The National Academies of Sciences released new recommendations on dietary intake of sodium and potassium Tuesday after 18 months of study, and for the first time tied overuse of sodium, which people typically get in salt, to chronic disease.
The officials said that people whose sodium intake is more than 2,300 milligrams a day should reduce their intake to reduce their risk for cardiovascular disease and high blood pressure.
“The more you can decrease the more benefit,” said University of Massachusetts Amherst head of food science Eric Decker, who was one of 13 members of the NAS Committee to Review the Dietary Reference Intakes for Sodium and Potassium.
The committee reviewed existing research in the United States and Canada, excluding less credible research, Decker said.
The study also made various tweaks to the ideal daily intakes of sodium.
The ideal daily intakes are 110 milligrams for infants 0-6 months; 370 milligrams for infants 7-12 months; 800 milligrams for children 1-3; 1,000 milligrams for ages 4-8; 1,200 milligrams daily for ages 9-13; and 1,500 milligrams daily for ages 14 and older.
Decker said the average adult American is consuming 3,400 milligrams a day, and some people consume up to 5,000.
Sodium lurks in many places in the American diet, particularly in processed, prepackaged, and restaurant foods, the American Heart Association says. For example, an Uno’s “Chicago Classic regular-sized pizza” has 1,470 milligrams of sodium. And a 9.5-ounce “All American double cheeseburger with French fries” at Friendly’s is 2,240 milligrams.
The study also found there is no limit on the amount of potassium it is healthy for most people to consume but lowered the adequate intake numbers suggested from a 2005 study and suggests being cautious with potassium supplements.
Decker said that because there is little risk to eating too much potassium, the committee’s recommendations were pretty close to what Americans typically eat.

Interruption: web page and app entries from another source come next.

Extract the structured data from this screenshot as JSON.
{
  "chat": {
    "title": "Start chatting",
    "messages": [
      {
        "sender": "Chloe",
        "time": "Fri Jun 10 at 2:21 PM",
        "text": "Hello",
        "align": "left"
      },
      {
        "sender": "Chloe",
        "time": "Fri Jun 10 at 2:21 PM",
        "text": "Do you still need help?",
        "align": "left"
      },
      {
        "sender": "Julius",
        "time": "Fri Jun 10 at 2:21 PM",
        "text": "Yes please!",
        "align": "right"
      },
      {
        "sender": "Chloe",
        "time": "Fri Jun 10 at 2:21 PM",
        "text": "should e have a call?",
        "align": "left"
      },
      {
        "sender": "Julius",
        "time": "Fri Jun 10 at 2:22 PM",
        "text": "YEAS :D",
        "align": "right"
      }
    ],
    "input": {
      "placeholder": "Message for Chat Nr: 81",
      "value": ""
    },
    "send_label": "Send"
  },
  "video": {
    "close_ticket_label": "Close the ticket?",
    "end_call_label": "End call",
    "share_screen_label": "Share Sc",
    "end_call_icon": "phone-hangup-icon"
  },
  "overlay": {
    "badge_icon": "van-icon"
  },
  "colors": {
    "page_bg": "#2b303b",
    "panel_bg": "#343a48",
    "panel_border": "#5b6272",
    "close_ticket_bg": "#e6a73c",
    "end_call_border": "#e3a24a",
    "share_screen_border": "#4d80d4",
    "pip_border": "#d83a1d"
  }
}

The committee found most people should consume between 2,300 and 3,400 milligrams of potassium a day, but it recommended lower amounts for infants: 400 milligrams daily for infants 0-6 months; 860 milligrams daily for infants 7-12 months; and 2,000 milligrams daily for children ages 1-3.
Decker said it is widely known that food consumption affects health, but more research is needed.
“The frustrating thing about these processes and these recommendations is the government doesn’t really fund the kind of studies and assessment needed for dietary intake,” Decker said. “There just isn’t a lot of good data out there.”
Decker warned that the recommendations might not apply to people with preexisting conditions. People who already have high blood pressure should make sure to reduce sodium, while people with kidney failure should avoid overuse of potassium, for example, he said.